Infections with the deadly methicillin-resistant Staphylococcus aureus (MRSA) bacteria contracted in hospitals and other healthcare settings have declined 28% over a 4-year period, according to a new Centers for Disease Control and Prevention (CDC) study of about 15 million people. The study was published in the Aug. 11 issue of the Journal of the American Medical Association, HealthDay News reported.
CDC researchers report that rates of “invasive” MRSA infections that had their onset in hospitals or other healthcare facilities declined an average 9% annually from 2005 through 2008. Invasive MRSA infections are those that are found in a normally sterile body site, such as the bloodstream.
According to the study, invasive MRSA infections that were associated with healthcare settings, but began in the community, declined by about 6% annually, for a total decrease of 17% over the 4-year period.
“While we don’t know for sure what caused these rates to go down, we’re hopeful and encouraged that the aggressive infection control programs that many hospitals have instituted are having an impact,” said lead author Alexander J. Kallen, MD, MPH, medical officer in the division of Healthcare Quality Promotion for CDC.
For the study, Dr. Kallen and colleagues evaluated a CDC population-based surveillance system of MRSA infections that covers 9 U.S. metropolitan areas. After evaluating all reports of laboratory-identified episodes of invasive MRSA infections, they limited their analysis to infections that began in hospitals or those that began in the community but were associated with a healthcare setting. MRSA infections associated with healthcare settings made up 82% of the total infections. The researchers did not evaluate community-acquired MRSA infections.
A subset analysis of only bloodstream infections showed even greater decreases: a 34% drop in hospital-onset infections and an approximate 20% decrease in community-onset infections over the 4-year period.

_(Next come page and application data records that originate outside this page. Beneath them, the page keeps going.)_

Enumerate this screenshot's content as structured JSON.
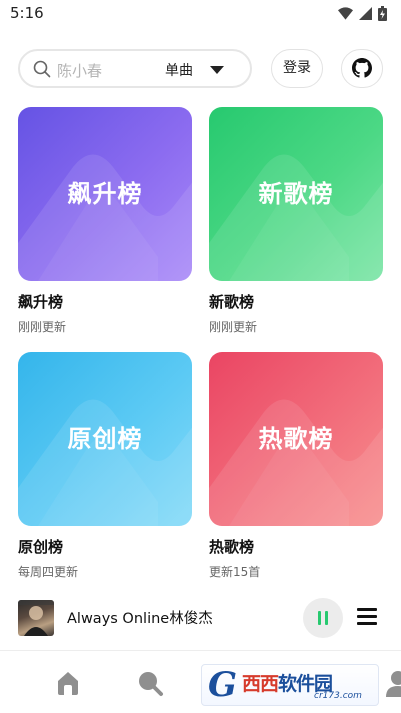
{
  "status_bar": {
    "time": "5:16",
    "icons": [
      "wifi-icon",
      "signal-icon",
      "battery-charging-icon"
    ]
  },
  "header": {
    "search": {
      "placeholder": "陈小春",
      "type": "单曲",
      "icon": "search-icon",
      "dropdown_icon": "caret-down-icon"
    },
    "login_label": "登录",
    "github_icon": "github-icon"
  },
  "charts": [
    {
      "cover_text": "飙升榜",
      "title": "飙升榜",
      "subtitle": "刚刚更新",
      "color": "#7b62ee"
    },
    {
      "cover_text": "新歌榜",
      "title": "新歌榜",
      "subtitle": "刚刚更新",
      "color": "#3ccf7b"
    },
    {
      "cover_text": "原创榜",
      "title": "原创榜",
      "subtitle": "每周四更新",
      "color": "#4cc2f1"
    },
    {
      "cover_text": "热歌榜",
      "title": "热歌榜",
      "subtitle": "更新15首",
      "color": "#ef5a6f"
    }
  ],
  "player": {
    "track": "Always Online林俊杰",
    "state": "playing",
    "accent": "#27c96f"
  },
  "bottom_nav": {
    "items": [
      "home-icon",
      "search-icon",
      "profile-icon"
    ]
  },
  "watermark": {
    "logo_letter": "G",
    "text_a": "西西",
    "text_b": "软件园",
    "url": "cr173.com"
  }
}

The authors of an editorial accompanying the study said that while the findings are encouraging, government surveillance systems should be expanded to more geographical areas and should include all Staphylococcus aureus infections and other healthcare-associated pathogens.
“Even if MRSA causes half of all Staph infections, that means other strains of S. aureus are causing the other half, and we need to focus on these infections as well,” said co-author Daniel J. Diekema, MD, director of the division of infectious diseases at the University of Iowa Carver College of Medicine. Dr Diekema said broadening the surveillance requires more funding. “But we think it will be well worth it in the long run,” he said.
Daniel J. Sexton, MD, director of the Duke Infection Control Outreach Network, Durham, N.C., a collaboration between Duke University Medical Center and 39 community hospitals in 4 states, said the findings confirm what recent smaller studies have shown.
“We were aware from our own data, as well as other regional data presented at meetings, that MRSA rates have dropped dramatically,” he said. “But this population-based study is important because it shows that the decline is occurring across broad geographical regions.
“It’s unlikely that any one type of intervention is the reason for the decline, because rates have dropped all across these areas, where people are doing all kinds of different things,” he added.